The track unravels through a mix of bushland and harbourside trails and series of short tracks crossing between stunning beaches, bays and inlets. The walk is well sign-posted and takes around three to four hours to complete, depending on your fitness level and how many times you stop along the way.
Whether you want to spread a towel out and enjoy the soft white sand all day, surf its waves or explore its depths while snorkelling or diving, there’s something for everyone. For those that prefer to look at it, it also makes a great backdrop for picnics or walking and cycle tracks.
Manly is where the world’s first surfing contest was held in 1964, making it one of Australia’s most famous beaches. The iconic beach has a submerged reef, or bombora, this creates the waves that inspire the world’s best surfers to travel to our shores.
Bradleys Head and Chowder Bay
It is easily accessible and is part of the Sydney Harbour National Park and managed by the National Parks and Wildlife Service.
The Parks service has created a recreational area at Bradleys Head, with grassed areas, stone paths and steps, and seats placed strategically at points where visitors can enjoy panoramic views of Sydney Harbour.
The views from Bradleys Point are memorable with excellent views of the Opera House, Sydney CBD and Sydney Harbour Bridge.
For a taste of natural beauty in the heart of the city, head for Chowder Bay, near Mosman, in the northern precinct of Sydney Harbour National Park.
From the picturesque palm-dotted beach, you’ll gaze across the scenic waterways to South Head. Enjoy a refreshing dip in the calm waters and unpack the picnic hamper on one of the shady tables. The nearby historic military buildings and Clifton Gardens Wharf now house lively cafés and restaurants.
Watsons Bay and South Head
Is located on the southern head of the entrance to Sydney Harbour. To the east is the Tasman Sea and to the west is the Harbour with a glorious view of the city of Sydney in the distance.
Watsons Bay is where Governor Phillip first landed in Australia. It’s also recognised as Australia’s oldest fishing village, having been established in 1788.
The Bay is famous for being the home of the first Doyles Restaurant. The site on which the restaurant now stands is where Doyle originally sold his daily fish catch in 1845.

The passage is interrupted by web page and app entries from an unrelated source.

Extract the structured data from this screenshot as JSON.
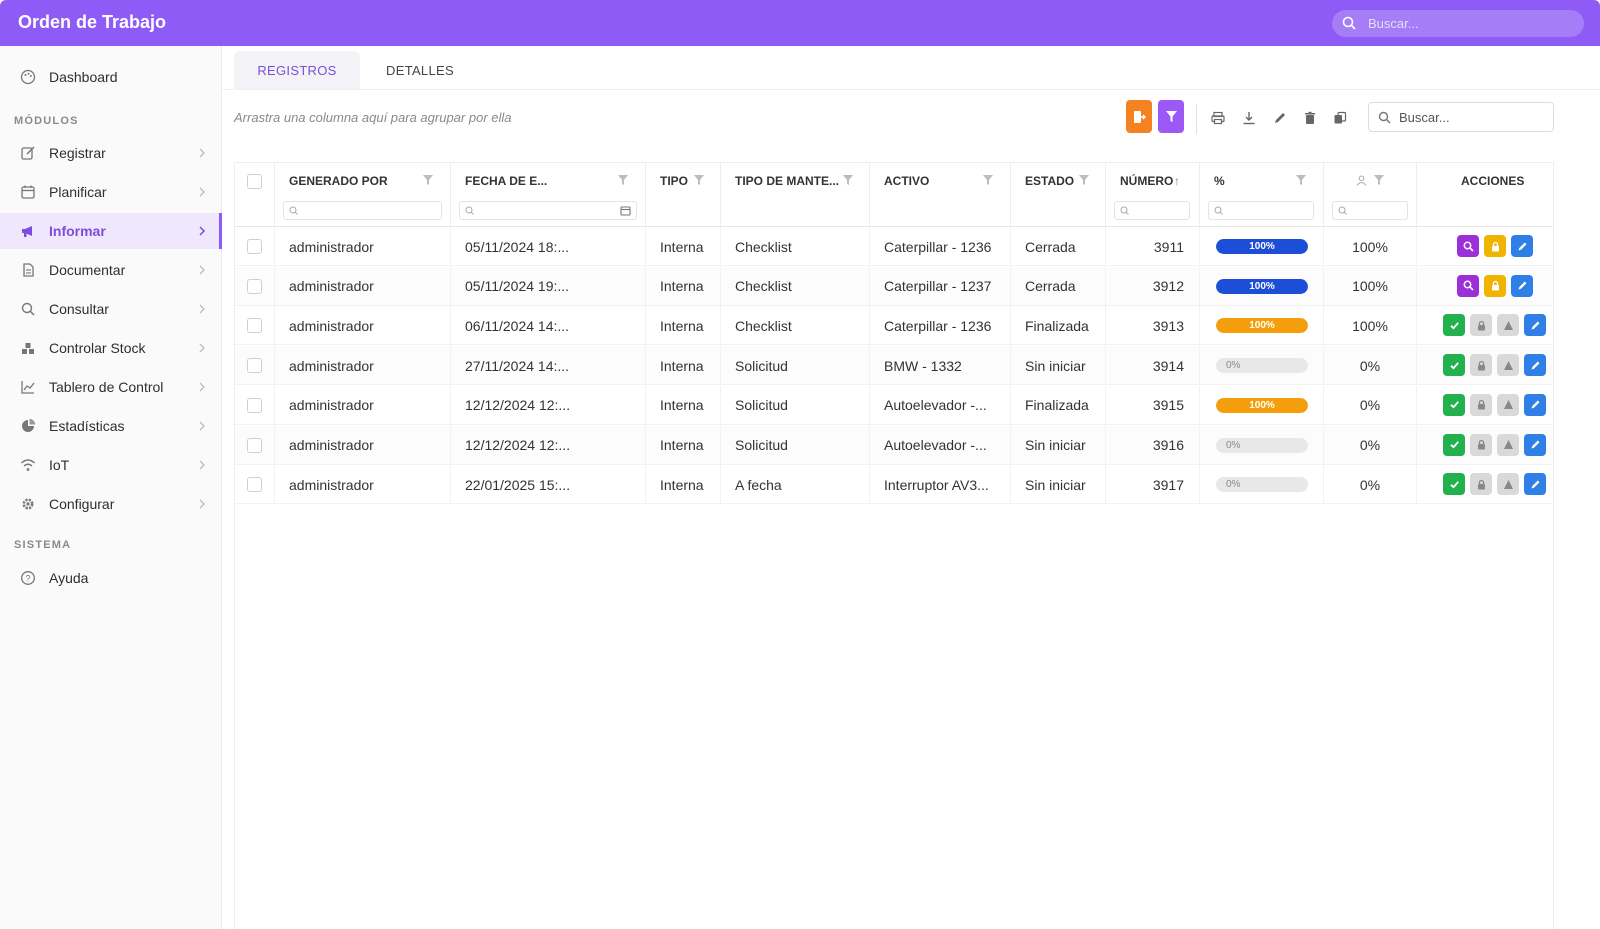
{
  "header": {
    "title": "Orden de Trabajo",
    "search_placeholder": "Buscar..."
  },
  "sidebar": {
    "dashboard": {
      "label": "Dashboard",
      "icon": "palette-icon"
    },
    "section_modulos": "MÓDULOS",
    "items": [
      {
        "label": "Registrar",
        "icon": "edit-icon"
      },
      {
        "label": "Planificar",
        "icon": "calendar-icon"
      },
      {
        "label": "Informar",
        "icon": "megaphone-icon",
        "active": true
      },
      {
        "label": "Documentar",
        "icon": "document-icon"
      },
      {
        "label": "Consultar",
        "icon": "search-icon"
      },
      {
        "label": "Controlar Stock",
        "icon": "warehouse-icon"
      },
      {
        "label": "Tablero de Control",
        "icon": "line-chart-icon"
      },
      {
        "label": "Estadísticas",
        "icon": "pie-chart-icon"
      },
      {
        "label": "IoT",
        "icon": "wifi-icon"
      },
      {
        "label": "Configurar",
        "icon": "gear-icon"
      }
    ],
    "section_sistema": "SISTEMA",
    "help": {
      "label": "Ayuda",
      "icon": "help-icon"
    }
  },
  "tabs": [
    {
      "label": "REGISTROS",
      "active": true
    },
    {
      "label": "DETALLES",
      "active": false
    }
  ],
  "toolbar": {
    "group_hint": "Arrastra una columna aquí para agrupar por ella",
    "search_placeholder": "Buscar...",
    "colors": {
      "orange": "#f58220",
      "purple": "#9b59f5"
    }
  },
  "grid": {
    "columns": [
      "GENERADO POR",
      "FECHA DE E...",
      "TIPO",
      "TIPO DE MANTE...",
      "ACTIVO",
      "ESTADO",
      "NÚMERO",
      "%",
      "",
      "ACCIONES"
    ],
    "sort_indicator": "↑",
    "rows": [
      {
        "generado_por": "administrador",
        "fecha": "05/11/2024 18:...",
        "tipo": "Interna",
        "tipo_mant": "Checklist",
        "activo": "Caterpillar - 1236",
        "estado": "Cerrada",
        "numero": "3911",
        "progress": 100,
        "progress_label": "100%",
        "progress_color": "#1d4ed8",
        "pct": "100%",
        "actions": "closed"
      },
      {
        "generado_por": "administrador",
        "fecha": "05/11/2024 19:...",
        "tipo": "Interna",
        "tipo_mant": "Checklist",
        "activo": "Caterpillar - 1237",
        "estado": "Cerrada",
        "numero": "3912",
        "progress": 100,
        "progress_label": "100%",
        "progress_color": "#1d4ed8",
        "pct": "100%",
        "actions": "closed"
      },
      {
        "generado_por": "administrador",
        "fecha": "06/11/2024 14:...",
        "tipo": "Interna",
        "tipo_mant": "Checklist",
        "activo": "Caterpillar - 1236",
        "estado": "Finalizada",
        "numero": "3913",
        "progress": 100,
        "progress_label": "100%",
        "progress_color": "#f59e0b",
        "pct": "100%",
        "actions": "open"
      },
      {
        "generado_por": "administrador",
        "fecha": "27/11/2024 14:...",
        "tipo": "Interna",
        "tipo_mant": "Solicitud",
        "activo": "BMW - 1332",
        "estado": "Sin iniciar",
        "numero": "3914",
        "progress": 0,
        "progress_label": "0%",
        "progress_color": "#e8e8e8",
        "pct": "0%",
        "actions": "open"
      },
      {
        "generado_por": "administrador",
        "fecha": "12/12/2024 12:...",
        "tipo": "Interna",
        "tipo_mant": "Solicitud",
        "activo": "Autoelevador -...",
        "estado": "Finalizada",
        "numero": "3915",
        "progress": 100,
        "progress_label": "100%",
        "progress_color": "#f59e0b",
        "pct": "0%",
        "actions": "open"
      },
      {
        "generado_por": "administrador",
        "fecha": "12/12/2024 12:...",
        "tipo": "Interna",
        "tipo_mant": "Solicitud",
        "activo": "Autoelevador -...",
        "estado": "Sin iniciar",
        "numero": "3916",
        "progress": 0,
        "progress_label": "0%",
        "progress_color": "#e8e8e8",
        "pct": "0%",
        "actions": "open"
      },
      {
        "generado_por": "administrador",
        "fecha": "22/01/2025 15:...",
        "tipo": "Interna",
        "tipo_mant": "A fecha",
        "activo": "Interruptor AV3...",
        "estado": "Sin iniciar",
        "numero": "3917",
        "progress": 0,
        "progress_label": "0%",
        "progress_color": "#e8e8e8",
        "pct": "0%",
        "actions": "open"
      }
    ],
    "action_colors": {
      "view": "#9b30d9",
      "lock": "#f0b400",
      "edit": "#2f7fe6",
      "approve": "#22b14c",
      "disabled": "#d9d9d9"
    }
  }
}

From the wharf you can walk north past Lady Bay (see their nude beach) and on to South Head and see the Hornsby Lighthouse. Alternatively, you can walk south past The Gap and take in Signal Station and Macquarie Lighthouse. See the site of the wreck of the Dunbar.
Darling Harbour is one of the Sydney CBD’s buzz places comprising cafes, restaurants, shopping complex with food hall, maritime museum, Chinese gardens and entertainment attractions.
A former dockside area, the small harbour has been transformed into a major tourist site and leading convention and exhibition centre. It now hosts an extraordinary number of waterfront restaurants and its wharves are home to a number of cruise and function boats.
Darling Harbour is split in two by the historic Pyrmont Bridge, with attractions on both the southern and northern sides of the bridge.
Entertainment takes place on a regular basis at points around Darling Harbour and on Saturday evenings there is a fireworks display over the southern part of the tiny harbour.
The capital city of the western suburbs of Sydney, Parramatta is famous as a destination for people travelling to the Blue Mountains. Situated in the heart of the city, is bustling plaza surrounded by many important landmarks, particularly the large shopping complex, Family Law Courts as well as the Old Government House and Parramatta Park.
During our next blogs, we will talk about: